In retrospect, he should probably have stayed and reported it. They didn’t teach you how to handle such things in grad school. And emotions still worked, even with the rational left hemisphere thrumming as it outgrew the creative right. He’d simply panicked. Like all frightened animals, he fled.
His logic worked like this: as a professional he was totally obscure. Nobody knew his name or his work. How would anyone be able to find such a cipher if he were on the run? If they couldn’t find him settled, then mobile he’d vanish. It was only after he set out on foot—cars were too easily traced—that he’d reasoned it out. Although he’d published, nobody really had any interest in his specific research areas. They were too busy in their own esoteric subjects. Now that there was a body on the floor, however, suddenly Terah Economy was “a person of interest.” A twenty-first century Herostratus. Someone who’d do anything for his fifteen seconds. And since he knew Herostratus’ name, it must’ve worked in his case. Maybe he’d done it after all.
The gloomy weather had played with his mind sufficiently to cast a villain’s cape before the face of any possible reality. Hunger gnawed at him the way it always did between dumpsters behind civilized shopping plazas that housed fast-food venders. He felt lightheaded, out of touch with the dwindling certainties of New Jersey.

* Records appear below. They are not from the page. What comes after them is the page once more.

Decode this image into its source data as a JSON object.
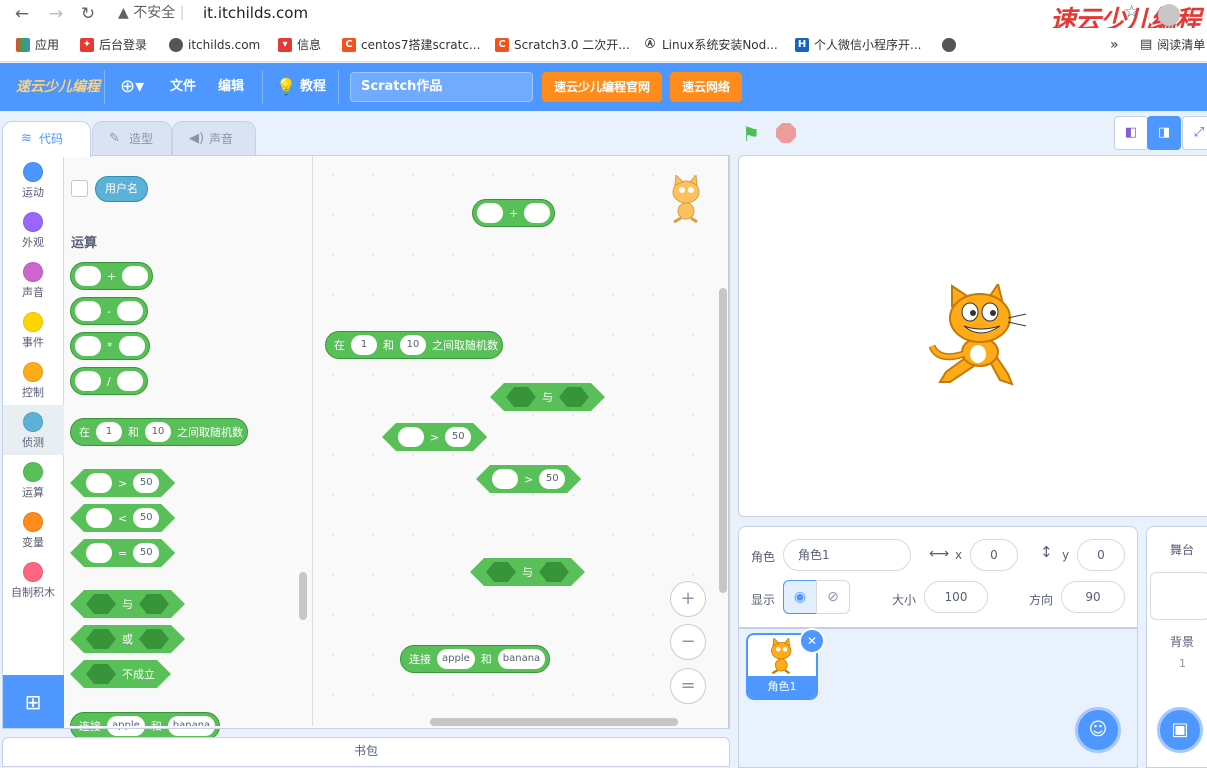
{
  "browser": {
    "security": "不安全",
    "url": "it.itchilds.com",
    "bookmarks": [
      "应用",
      "后台登录",
      "itchilds.com",
      "信息",
      "centos7搭建scratc...",
      "Scratch3.0 二次开...",
      "Linux系统安装Nod...",
      "个人微信小程序开..."
    ],
    "more": "»",
    "reading_list": "阅读清单",
    "watermark": "速云少儿编程"
  },
  "menu": {
    "logo": "速云少儿编程",
    "file": "文件",
    "edit": "编辑",
    "tutorial": "教程",
    "project_title": "Scratch作品",
    "btn_official": "速云少儿编程官网",
    "btn_network": "速云网络"
  },
  "tabs": {
    "code": "代码",
    "costume": "造型",
    "sound": "声音"
  },
  "categories": [
    {
      "label": "运动",
      "color": "#4c97ff"
    },
    {
      "label": "外观",
      "color": "#9966ff"
    },
    {
      "label": "声音",
      "color": "#cf63cf"
    },
    {
      "label": "事件",
      "color": "#ffd500"
    },
    {
      "label": "控制",
      "color": "#ffab19"
    },
    {
      "label": "侦测",
      "color": "#5cb1d6"
    },
    {
      "label": "运算",
      "color": "#59c059"
    },
    {
      "label": "变量",
      "color": "#ff8c1a"
    },
    {
      "label": "自制积木",
      "color": "#ff6680"
    }
  ],
  "palette": {
    "username": "用户名",
    "section": "运算",
    "ops": [
      "+",
      "-",
      "*",
      "/"
    ],
    "random": {
      "pre": "在",
      "a": "1",
      "mid": "和",
      "b": "10",
      "post": "之间取随机数"
    },
    "compare": [
      {
        "op": ">",
        "v": "50"
      },
      {
        "op": "<",
        "v": "50"
      },
      {
        "op": "=",
        "v": "50"
      }
    ],
    "and": "与",
    "or": "或",
    "not": "不成立",
    "join": {
      "pre": "连接",
      "a": "apple",
      "mid": "和",
      "b": "banana"
    }
  },
  "workspace": {
    "plus": "+",
    "random": {
      "pre": "在",
      "a": "1",
      "mid": "和",
      "b": "10",
      "post": "之间取随机数"
    },
    "and1": "与",
    "gt1": {
      "op": ">",
      "v": "50"
    },
    "gt2": {
      "op": ">",
      "v": "50"
    },
    "and2": "与",
    "join": {
      "pre": "连接",
      "a": "apple",
      "mid": "和",
      "b": "banana"
    }
  },
  "zoom": {
    "in": "+",
    "out": "−",
    "reset": "="
  },
  "backpack": "书包",
  "sprite": {
    "label_sprite": "角色",
    "name": "角色1",
    "x_label": "x",
    "x": "0",
    "y_label": "y",
    "y": "0",
    "label_show": "显示",
    "label_size": "大小",
    "size": "100",
    "label_direction": "方向",
    "direction": "90",
    "thumb_name": "角色1"
  },
  "stage_panel": {
    "title": "舞台",
    "backdrop_label": "背景",
    "backdrop_count": "1"
  }
}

That’s why he doubted it when he saw a castle through the naked trees on the Pennsylvania side of the Delaware.